Try to keep it concise and cut the long descriptions: lots of people will be applying for the same job or course as you, so make your skills and experience stand out and shine. When it comes to an interview, you’ll have more time to go into detail about everything you’ve learned and achieved.  

On forms and in interviews, the best answers have three parts. They:  

  • say what you’ve done 
  • explain (briefly) what it means 
  • and highlight the skills it demonstrates.  

These three parts correspond to the way we laid out the experiences above: name the experience, explain it to someone outside of the movement, and tell them the skills you learned along the way.  

2 - Give it a go

We’ve shown you how to do it: now it’s over to you. We’ve put together a list of questions that are likely to come up on application forms and in interviews. Use your own Scout experiences (and what we’ve written above) to help you find answer each question. Remember, your answer should explain:  

  • what you’ve done 
  • what it means 
  • and the skills it demonstrates.  

3 - Put it all together in the application process
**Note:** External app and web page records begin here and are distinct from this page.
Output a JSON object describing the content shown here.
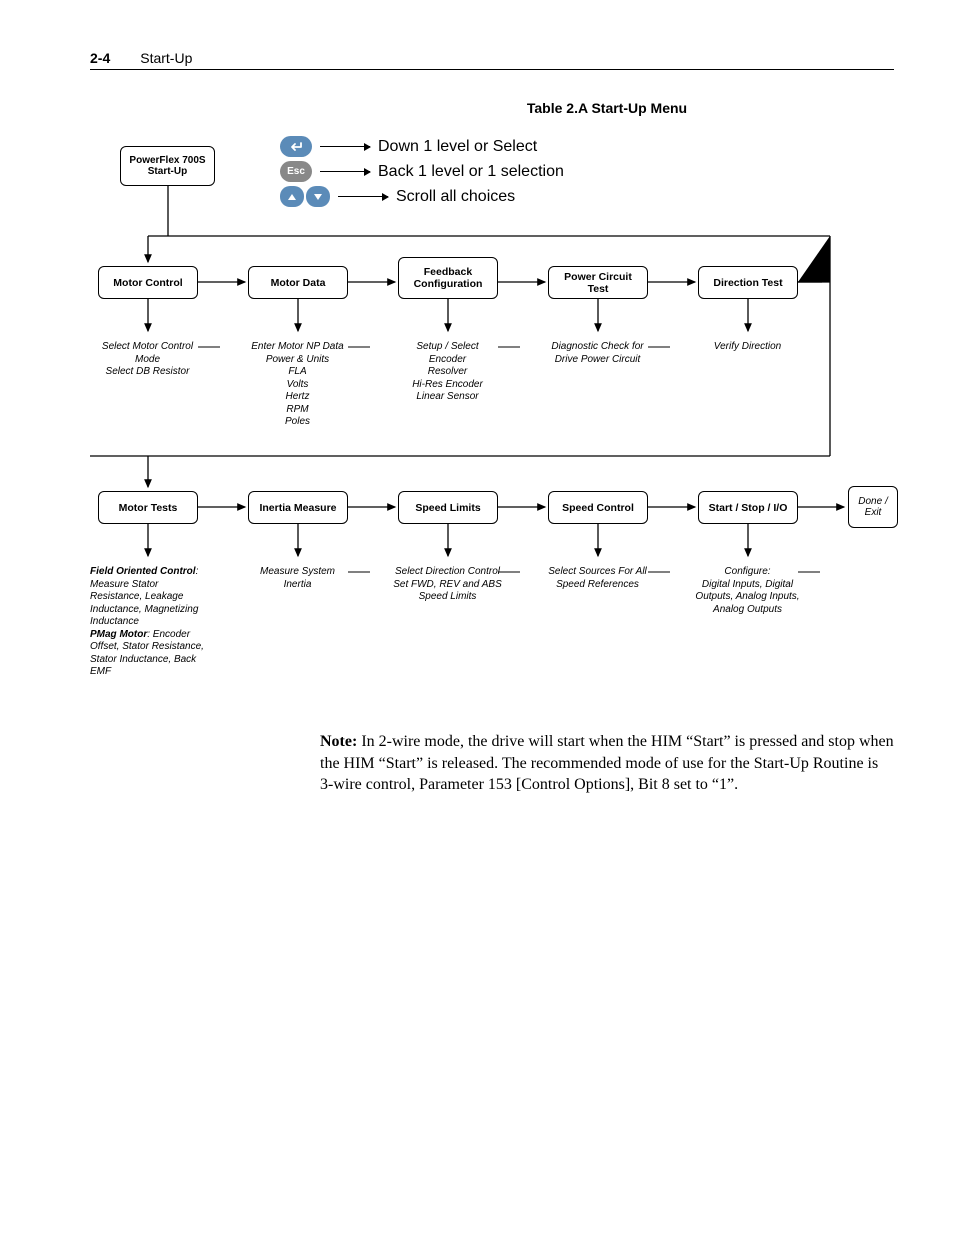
{
  "header": {
    "page_num": "2-4",
    "title": "Start-Up"
  },
  "table_title": "Table 2.A   Start-Up Menu",
  "legend": {
    "enter": "Down 1 level or Select",
    "esc_label": "Esc",
    "esc": "Back 1 level or 1 selection",
    "scroll": "Scroll all choices"
  },
  "nodes": {
    "start": "PowerFlex 700S\nStart-Up",
    "r1": [
      "Motor Control",
      "Motor Data",
      "Feedback Configuration",
      "Power Circuit Test",
      "Direction Test"
    ],
    "r1_desc": [
      "Select Motor Control Mode\nSelect DB Resistor",
      "Enter Motor NP Data\nPower & Units\nFLA\nVolts\nHertz\nRPM\nPoles",
      "Setup / Select\nEncoder\nResolver\nHi-Res Encoder\nLinear Sensor",
      "Diagnostic Check for Drive Power Circuit",
      "Verify Direction"
    ],
    "r2": [
      "Motor Tests",
      "Inertia Measure",
      "Speed Limits",
      "Speed Control",
      "Start / Stop / I/O",
      "Done / Exit"
    ],
    "r2_desc": [
      {
        "bold1": "Field Oriented Control",
        "t1": ": Measure Stator Resistance, Leakage Inductance, Magnetizing Inductance",
        "bold2": "PMag Motor",
        "t2": ": Encoder Offset, Stator Resistance, Stator Inductance, Back EMF"
      },
      "Measure System Inertia",
      "Select Direction Control\nSet FWD, REV and ABS Speed Limits",
      "Select Sources For All Speed References",
      "Configure:\nDigital Inputs, Digital Outputs, Analog Inputs, Analog Outputs"
    ]
  },
  "note": {
    "label": "Note:",
    "text": " In 2-wire mode, the drive will start when the HIM “Start” is pressed and stop when the HIM “Start” is released. The recommended mode of use for the Start-Up Routine is 3-wire control, Parameter 153 [Control Options], Bit 8 set to “1”."
  }
}
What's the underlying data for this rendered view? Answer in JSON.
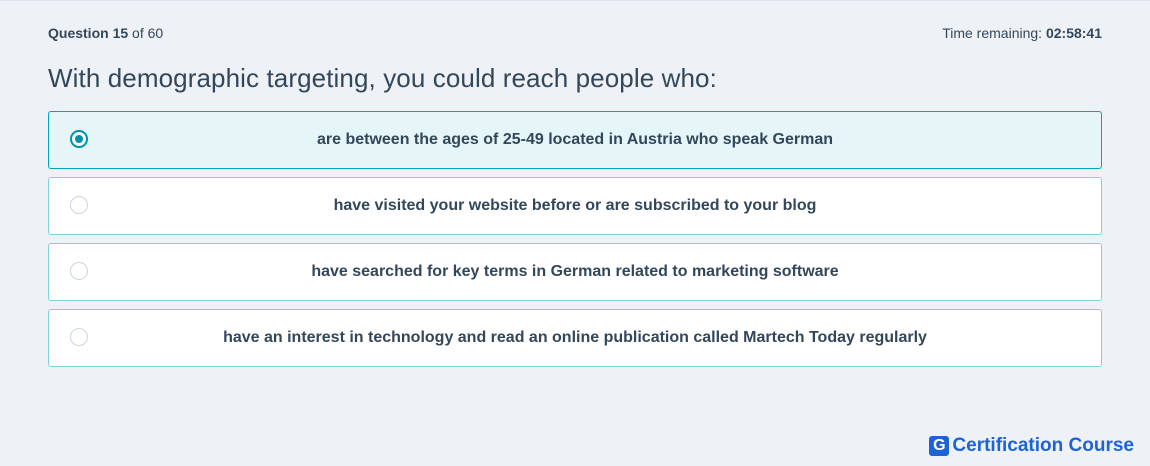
{
  "header": {
    "question_prefix": "Question",
    "question_number": "15",
    "question_of": "of 60",
    "time_label": "Time remaining:",
    "time_value": "02:58:41"
  },
  "question": {
    "text": "With demographic targeting, you could reach people who:"
  },
  "options": [
    {
      "label": "are between the ages of 25-49 located in Austria who speak German",
      "selected": true
    },
    {
      "label": "have visited your website before or are subscribed to your blog",
      "selected": false
    },
    {
      "label": "have searched for key terms in German related to marketing software",
      "selected": false
    },
    {
      "label": "have an interest in technology and read an online publication called Martech Today regularly",
      "selected": false
    }
  ],
  "brand": {
    "badge": "G",
    "name": "Certification Course",
    "color": "#1d63d6"
  },
  "colors": {
    "accent": "#0091ae",
    "selected_bg": "#e5f5f8",
    "text": "#33475b",
    "page_bg": "#eef1f6"
  }
}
You probably know loads about writing CVs, filling in application forms, dealing with UCAS, and preparing for interviews. If you’re feeling unsure, schools and universities are great places to go for support.  

 There are a few different places you could mention Scouts on your CV – it depends on your structure. Being a Young Leader or adult volunteer could go under ‘positions of responsibility’ or ‘volunteering’. Being part of Scouts (and activities you’ve discovered through Scouts) could come under ‘interests’, while you could include badges and awards under ‘achievements’. 

Wherever you showcase what you’ve done through Scouts, you should give the employer a brief explanation of what you mean.  

When it comes to application forms, you’ll have to think on your feet. There’s no set place to include your Scouts experiences, but see if there’s a space for volunteer roles or other awards.  

You’re well-practised at putting together answers that explain what you’ve done, what it means, and the skills it demonstrates, so keep an eye out for opportunities to use this formula to answer questions and show your skills and qualities.  

Remember: keep it concise. You can give more information (and more examples) if you’re invited to interview. You may need to draft your response a few times to pick out the most impactful experiences.  

After all that, you’ve made it to interview! Nice one. There’s no specific place to mention Scouts in an interview, as each one will be different. Practise using your Scouts experiences in interview answers, and remember to explain what you mean and what the experience involved in enough detail. Tell the interviewer about the important skills your Scouts experiences have given you: don’t leave it to them to make the connection.   

Top tips

  • Don’t underestimate just how much you’ve learned from Scouts.
  • Give examples: say what you’ve done, explain what it means, and highlight the skills it demonstrates.
  • Make your CV concise so your skills stand out; save the details for your interview.
  • Research the job (and the organisation) before your interview.
  • Practise common interview questions so you’re prepared.